But one noncash method of paying federal taxes is not getting much love this filing season, according to a new survey.
Of the poll participants who expect to owe additional taxes when they file their 2012 returns, only a handful said they will use a credit card to pay the U.S. Treasury, reports credit card comparison website CreditDonkey.com.
Fee, fi, fo, bummer: Why? Probably because of the added cost to pay taxes with plastic.
Companies that process the transaction get their cut regardless of who's being paid. That's just business.When we pay a retailer with plastic, the store absorbs that processing cost.

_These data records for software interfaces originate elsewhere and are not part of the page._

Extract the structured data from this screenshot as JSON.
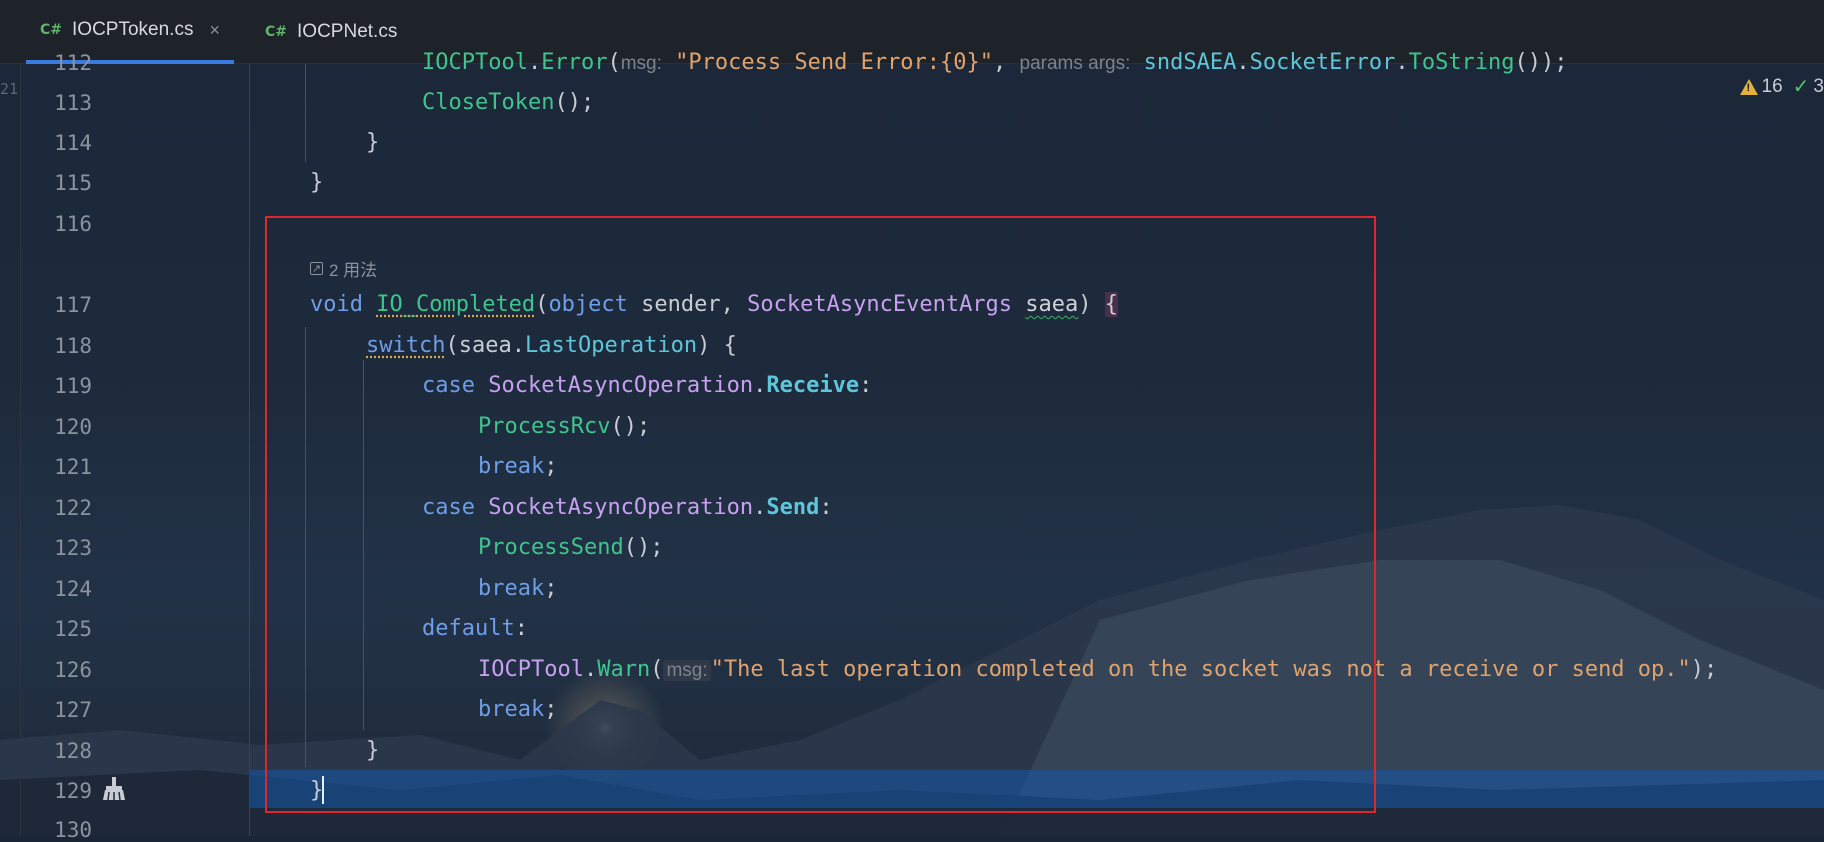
{
  "tabs": [
    {
      "lang": "C#",
      "label": "IOCPToken.cs",
      "close": "×",
      "active": true
    },
    {
      "lang": "C#",
      "label": "IOCPNet.cs",
      "active": false
    }
  ],
  "gutter_prev": "21",
  "status": {
    "warnings": "16",
    "checks": "3"
  },
  "usages": "2 用法",
  "lines": {
    "l112": "112",
    "l113": "113",
    "l114": "114",
    "l115": "115",
    "l116": "116",
    "l117": "117",
    "l118": "118",
    "l119": "119",
    "l120": "120",
    "l121": "121",
    "l122": "122",
    "l123": "123",
    "l124": "124",
    "l125": "125",
    "l126": "126",
    "l127": "127",
    "l128": "128",
    "l129": "129",
    "l130": "130"
  },
  "code": {
    "l112": {
      "a": "IOCPTool",
      "b": ".",
      "c": "Error",
      "d": "(",
      "hint": "msg:",
      "s": "\"Process Send Error:{0}\"",
      "e": ",",
      "hint2": "params args:",
      "f": "sndSAEA",
      "g": ".",
      "h": "SocketError",
      "i": ".",
      "j": "ToString",
      "k": "());"
    },
    "l113": {
      "fn": "CloseToken",
      "rest": "();"
    },
    "l114": "}",
    "l115": "}",
    "l117": {
      "kw": "void",
      "fn": "IO_Completed",
      "p1": "(",
      "kw2": "object",
      "p2": " sender, ",
      "typ": "SocketAsyncEventArgs",
      "p3": " ",
      "param": "saea",
      "p4": ") ",
      "brace": "{"
    },
    "l118": {
      "kw": "switch",
      "p1": "(saea.",
      "mem": "LastOperation",
      "p2": ") {"
    },
    "l119": {
      "kw": "case",
      "typ": "SocketAsyncOperation",
      "dot": ".",
      "mem": "Receive",
      "colon": ":"
    },
    "l120": {
      "fn": "ProcessRcv",
      "rest": "();"
    },
    "l121": {
      "kw": "break",
      "rest": ";"
    },
    "l122": {
      "kw": "case",
      "typ": "SocketAsyncOperation",
      "dot": ".",
      "mem": "Send",
      "colon": ":"
    },
    "l123": {
      "fn": "ProcessSend",
      "rest": "();"
    },
    "l124": {
      "kw": "break",
      "rest": ";"
    },
    "l125": {
      "kw": "default",
      "rest": ":"
    },
    "l126": {
      "typ": "IOCPTool",
      "dot": ".",
      "fn": "Warn",
      "p1": "(",
      "hint": "msg:",
      "str": "\"The last operation completed on the socket was not a receive or send op.\"",
      "p2": ");"
    },
    "l127": {
      "kw": "break",
      "rest": ";"
    },
    "l128": "}",
    "l129": "}"
  },
  "colors": {
    "keyword": "#6f9ee8",
    "type": "#c7a0f0",
    "function": "#3fc48d",
    "member": "#5ec6d9",
    "string": "#e0a36d",
    "highlight_box": "#e0262d",
    "current_line": "#145aaa",
    "tab_underline": "#3b7be0"
  },
  "icons": {
    "warning": "warning-triangle-icon",
    "check": "check-icon",
    "gutter": "broom-icon",
    "usages": "usages-link-icon",
    "file": "csharp-file-icon"
  }
}
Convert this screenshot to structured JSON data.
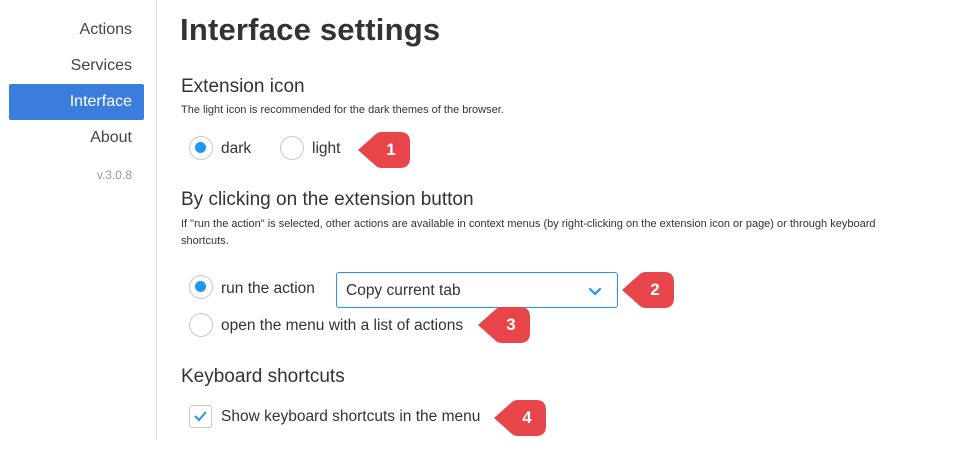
{
  "sidebar": {
    "items": [
      {
        "label": "Actions",
        "active": false
      },
      {
        "label": "Services",
        "active": false
      },
      {
        "label": "Interface",
        "active": true
      },
      {
        "label": "About",
        "active": false
      }
    ],
    "version": "v.3.0.8"
  },
  "main": {
    "title": "Interface settings",
    "extension_icon": {
      "title": "Extension icon",
      "description": "The light icon is recommended for the dark themes of the browser.",
      "options": [
        {
          "label": "dark",
          "checked": true
        },
        {
          "label": "light",
          "checked": false
        }
      ]
    },
    "click_behavior": {
      "title": "By clicking on the extension button",
      "description_line1": "If \"run the action\" is selected, other actions are available in context menus (by right-clicking on the extension icon or page) or through keyboard",
      "description_line2": "shortcuts.",
      "run_action_label": "run the action",
      "run_action_checked": true,
      "selected_action": "Copy current tab",
      "open_menu_label": "open the menu with a list of actions",
      "open_menu_checked": false
    },
    "keyboard": {
      "title": "Keyboard shortcuts",
      "checkbox_label": "Show keyboard shortcuts in the menu",
      "checked": true
    }
  },
  "callouts": [
    "1",
    "2",
    "3",
    "4"
  ],
  "colors": {
    "accent": "#2196f3",
    "nav_active": "#3b7ddd",
    "callout": "#e8454a"
  },
  "icons": {
    "select_indicator": "chevron-down-icon",
    "checkbox_mark": "checkmark-icon",
    "callout_marker": "arrow-callout-icon"
  }
}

But for federal tax payments, the taxpayer must come up with the fee, which is a percentage of the amount of tax being charged.
"The downside of paying with a credit card is the 'convenience fee' or 'card fee,' ranging from 1.88 percent to 2.35 percent, that the companies charge to process tax payments with a credit card," says Charles Tran, founder of CreditDonkey.
That fee, though, could help lower a tax bill a bit.
A couple of years ago the Internal Revenue Service ruled that credit or debit card convenience fees that we pony up to pay our IRS bills electronically are deductible under certain circumstances:
- You must itemize, and
- The credit card fee is part of your Schedule A miscellaneous expenses that exceed 2 percent of your adjusted gross income.
So the fees won't help most taxpayers. Still, if you do pay the fee when you pay by plastic, keep this in mind for your next year's return just in case you meet the guidelines.Picking plastic anyway: When push comes to shove and a taxpayer doesn't have enough cash on hand to pay a tax bill, a lot of them reach for the credit card.
Except for this filing season if CreditDonkey's survey holds true.
Most of the 1,109 people polled between Jan 15 and Jan. 22 said they intend to settle up with the IRS via one single payment.
Almost 77 percent of those surveyed plan to pay what they owe this filing season in one lump payment. That percentage also is this week's By the Numbers figure.
That inclination to be done with taxes comes even though more that 60 percent of those polled said they knew about tax installment payment options and 52.1 percent said they realize they could pay with a credit card.
If your rewards card requires you hit a high spending minimum to qualify for extra bonus points, a big tax bill could qualify.
Some folks have even been known to use credit card reward points to pay their taxes.
But if you do use a card (not the points) to pay your tax bill, remember that in addition to the service fee you'll hand over up front, you'll also accrue interest charges if you don't pay off the bill each month.
One way around this is to get a new credit card that doesn't charge any interest for a limited time. Use that card to pay your tax bill and then pay off the card during the 0 percent interest introductory period.
Regardless of how you pay any due tax bill, remember that it must be paid by April 15 or you'll end up paying Uncle Sam interest, too.
You also might find these items of interest:
- Bunch your expenses
- Are credit card points taxable? Probably not, but ... (CreditCards.com)
- IRS postpones backup withholding on credit card payment reporting until 2013